9. Services, goods and facilities

Section 1 of the Code prohibits discrimination in “services, goods and facilities” based on pregnancy and breastfeeding. This includes educational institutions, hospitals and health services, insurance providers, public places like malls and parks, public transit, and stores and restaurants. This means that women who are pregnant, or who bring their babies to a restaurant or a theatre, cannot be denied service or access unless there is a bona fide reason for doing so. This also means that women have a right to breastfeed undisturbed, and cannot be prevented from breastfeeding a child in, for example, a public area or restaurant. They also cannot be asked to move to a more “discreet” area to breastfeed a child, or to “cover up.” Complaints from other people will not justify interfering with a woman’s right to breastfeed.

Example: While a mother was waiting in a courtroom to contest a parking ticket, she began to breastfeed her infant son. The security guard asked her to leave the courtroom and nurse her son where she would not be seen. A tribunal ruled that this was discriminatory.[159]

Education providers have the same type of obligation as employers to accommodate women who are pregnant or breastfeeding, including the obligation to cooperatively discuss options and create a supportive environment.

Example: An educational program requires all of its students to complete a co-op placement as a condition of graduation. These placements last several weeks, and are in locations across the province. A student who has a young baby who is still breastfeeding asks to be accommodated in a placement within a reasonable commute of her home, so that she can go home in the evening to breastfeed her baby, and more easily transport the breast milk she will be pumping during the day. The program explores accommodation options with her.

Service providers should take steps to design their services in a way that is inclusive of pregnant and breastfeeding women.

Example: The City of Toronto has approved a policy on breastfeeding in public that supports women who live, work in or visit Toronto to breastfeed anytime and anywhere in public spaces controlled by the City. The City also promotes positive attitudes towards breastfeeding through public events such as annual Breastfeeding Challenges.[160]

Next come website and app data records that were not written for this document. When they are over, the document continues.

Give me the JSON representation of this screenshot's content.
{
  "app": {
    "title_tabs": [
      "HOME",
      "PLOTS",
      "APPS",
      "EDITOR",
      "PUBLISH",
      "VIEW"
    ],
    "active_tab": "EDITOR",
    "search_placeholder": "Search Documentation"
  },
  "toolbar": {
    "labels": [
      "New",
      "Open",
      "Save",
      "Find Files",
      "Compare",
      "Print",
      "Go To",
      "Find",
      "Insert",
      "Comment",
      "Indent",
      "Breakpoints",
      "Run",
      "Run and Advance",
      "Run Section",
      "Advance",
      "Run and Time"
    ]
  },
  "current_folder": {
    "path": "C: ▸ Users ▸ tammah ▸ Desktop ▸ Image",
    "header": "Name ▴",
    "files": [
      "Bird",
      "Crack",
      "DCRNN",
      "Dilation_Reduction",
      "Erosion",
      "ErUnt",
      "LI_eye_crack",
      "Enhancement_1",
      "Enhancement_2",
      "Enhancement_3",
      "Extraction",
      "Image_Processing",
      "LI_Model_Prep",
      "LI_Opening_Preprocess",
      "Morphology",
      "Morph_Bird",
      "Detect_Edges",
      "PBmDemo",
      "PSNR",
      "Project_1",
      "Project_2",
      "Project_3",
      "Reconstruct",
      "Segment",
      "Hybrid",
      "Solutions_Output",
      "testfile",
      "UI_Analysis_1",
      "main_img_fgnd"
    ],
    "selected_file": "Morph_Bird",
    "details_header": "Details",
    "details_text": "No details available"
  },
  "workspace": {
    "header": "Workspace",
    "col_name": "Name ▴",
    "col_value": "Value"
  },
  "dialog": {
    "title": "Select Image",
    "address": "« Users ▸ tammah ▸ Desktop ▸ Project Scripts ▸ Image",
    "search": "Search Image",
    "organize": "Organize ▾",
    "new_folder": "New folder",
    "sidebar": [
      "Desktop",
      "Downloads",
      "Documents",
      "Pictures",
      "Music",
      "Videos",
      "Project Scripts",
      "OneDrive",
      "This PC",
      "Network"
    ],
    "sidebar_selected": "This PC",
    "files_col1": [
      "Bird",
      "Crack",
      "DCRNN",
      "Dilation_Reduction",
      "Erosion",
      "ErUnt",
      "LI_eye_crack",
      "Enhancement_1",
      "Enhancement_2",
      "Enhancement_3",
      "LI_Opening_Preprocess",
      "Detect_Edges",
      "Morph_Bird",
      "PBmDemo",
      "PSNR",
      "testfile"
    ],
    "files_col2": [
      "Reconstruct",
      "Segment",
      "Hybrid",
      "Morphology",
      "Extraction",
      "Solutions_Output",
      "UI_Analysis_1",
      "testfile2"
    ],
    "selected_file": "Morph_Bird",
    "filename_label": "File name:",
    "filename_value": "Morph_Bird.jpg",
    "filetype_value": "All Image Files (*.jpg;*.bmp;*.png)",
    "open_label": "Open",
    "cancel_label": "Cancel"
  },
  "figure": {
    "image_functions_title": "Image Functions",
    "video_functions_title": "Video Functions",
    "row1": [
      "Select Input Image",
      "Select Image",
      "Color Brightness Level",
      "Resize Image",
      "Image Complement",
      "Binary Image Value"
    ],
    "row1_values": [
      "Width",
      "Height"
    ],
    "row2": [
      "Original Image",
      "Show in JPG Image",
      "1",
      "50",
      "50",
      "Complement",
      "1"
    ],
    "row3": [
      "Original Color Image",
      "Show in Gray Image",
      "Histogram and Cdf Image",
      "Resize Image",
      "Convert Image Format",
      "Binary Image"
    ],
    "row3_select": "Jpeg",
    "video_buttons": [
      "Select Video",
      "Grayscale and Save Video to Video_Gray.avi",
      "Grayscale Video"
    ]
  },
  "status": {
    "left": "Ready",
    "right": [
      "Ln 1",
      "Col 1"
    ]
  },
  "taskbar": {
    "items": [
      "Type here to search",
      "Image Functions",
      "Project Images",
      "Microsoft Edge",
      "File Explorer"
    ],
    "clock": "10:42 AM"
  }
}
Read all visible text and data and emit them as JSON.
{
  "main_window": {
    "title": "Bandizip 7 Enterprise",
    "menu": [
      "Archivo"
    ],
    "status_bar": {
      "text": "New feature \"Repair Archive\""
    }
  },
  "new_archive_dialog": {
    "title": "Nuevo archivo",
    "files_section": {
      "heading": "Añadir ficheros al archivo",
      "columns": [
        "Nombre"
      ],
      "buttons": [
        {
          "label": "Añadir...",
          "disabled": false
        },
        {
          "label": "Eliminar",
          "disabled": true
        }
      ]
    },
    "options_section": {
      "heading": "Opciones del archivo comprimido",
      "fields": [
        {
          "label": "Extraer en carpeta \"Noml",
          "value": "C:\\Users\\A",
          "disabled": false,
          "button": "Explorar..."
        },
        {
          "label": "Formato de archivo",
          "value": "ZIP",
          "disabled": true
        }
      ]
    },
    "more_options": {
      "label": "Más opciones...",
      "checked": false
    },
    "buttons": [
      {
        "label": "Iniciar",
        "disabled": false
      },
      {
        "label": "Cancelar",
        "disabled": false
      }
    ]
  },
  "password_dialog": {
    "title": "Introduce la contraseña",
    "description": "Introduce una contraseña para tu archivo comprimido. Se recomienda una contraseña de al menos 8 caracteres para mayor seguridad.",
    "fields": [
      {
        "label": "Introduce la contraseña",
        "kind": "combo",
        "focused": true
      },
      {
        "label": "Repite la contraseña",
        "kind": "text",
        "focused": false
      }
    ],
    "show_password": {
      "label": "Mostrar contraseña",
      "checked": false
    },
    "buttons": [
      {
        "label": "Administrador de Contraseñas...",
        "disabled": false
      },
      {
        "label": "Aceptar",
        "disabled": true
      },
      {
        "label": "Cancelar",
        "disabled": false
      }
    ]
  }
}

Access to services may be affected by negative attitudes and stereotypes. For example, lone mothers are heavily stigmatized, especially if they are young, racialized or Aboriginal, or receiving social assistance, and these women may face unwarranted scrutiny, be denied services, or be subjected to harassment when seeking services.

Example: A young Aboriginal lone mother receiving social assistance is told by her caseworker that she “is just having babies to get benefits” and that she “should have her tubes tied.”

The Code allows for an exception for certain types of insurance policies, under section 22. This section permits individual and group insurance policies, which are offered as a service, to make distinctions based on sex if the distinctions are made on reasonable and bona fide grounds. In Zurich Insurance Co. v. Ontario (Human Rights Commission),[161] the Supreme Court of Canada stated that a discriminatory practice in the insurance industry is “reasonable” if:

a) It is based on a sound and accepted insurance practice; and

b) There is no practical alternative.

Example: A professional association offers as a service to its members an optional insurance policy. The policy has a specific provision requiring a 30-day pre-existing condition restriction that applies only to women who are pregnant. This means that a woman who is pregnant at the time she applies for the policy is not eligible for coverage. If a pregnant woman challenges this requirement, the insurance provider, and possibly the professional association, would have to show that this requirement meets the test of a sound and accepted insurance practice and that there is no practical alternative.

[159] Quebec (Commission des droits de la personne et des droits de la jeunesse) et Giguère c. Montréal (Ville), 2003 QCTDP 88, 47 C.H.R.R. D/67.

[160] Medical Officer of Health, City of Toronto, Breastfeeding in Public (2007) online: City of Toronto www.toronto.ca/legdocs/mmis/2007/hl/bgrd/backgroundfile-4311.pdf. Information about the City of Toronto policy, and other municipal breastfeeding supports can be found on the website of the City of Toronto’s Public Health Department, at www1.toronto.ca/wps/portal/contentonly?vgnextoid=7f274485d1210410VgnVCM10000071d60f89RCRD. The City of Hamilton has also created a “Breastfeeding on City Premises Policy,” which supports and encourages mothers to breastfeed in all City-owned facilities. See Corporate Human Resources Policy, Health, Safety and Wellness, Policy No: HR-52-11, Approved 2012-11-08, online: City of Hamilton www.hamilton.ca/NR/rdonlyres/E3636298-4579-4130-BBC9-57D90FC87AE4/0/Brea....

[161] [1992] 2 S.C.R. 321.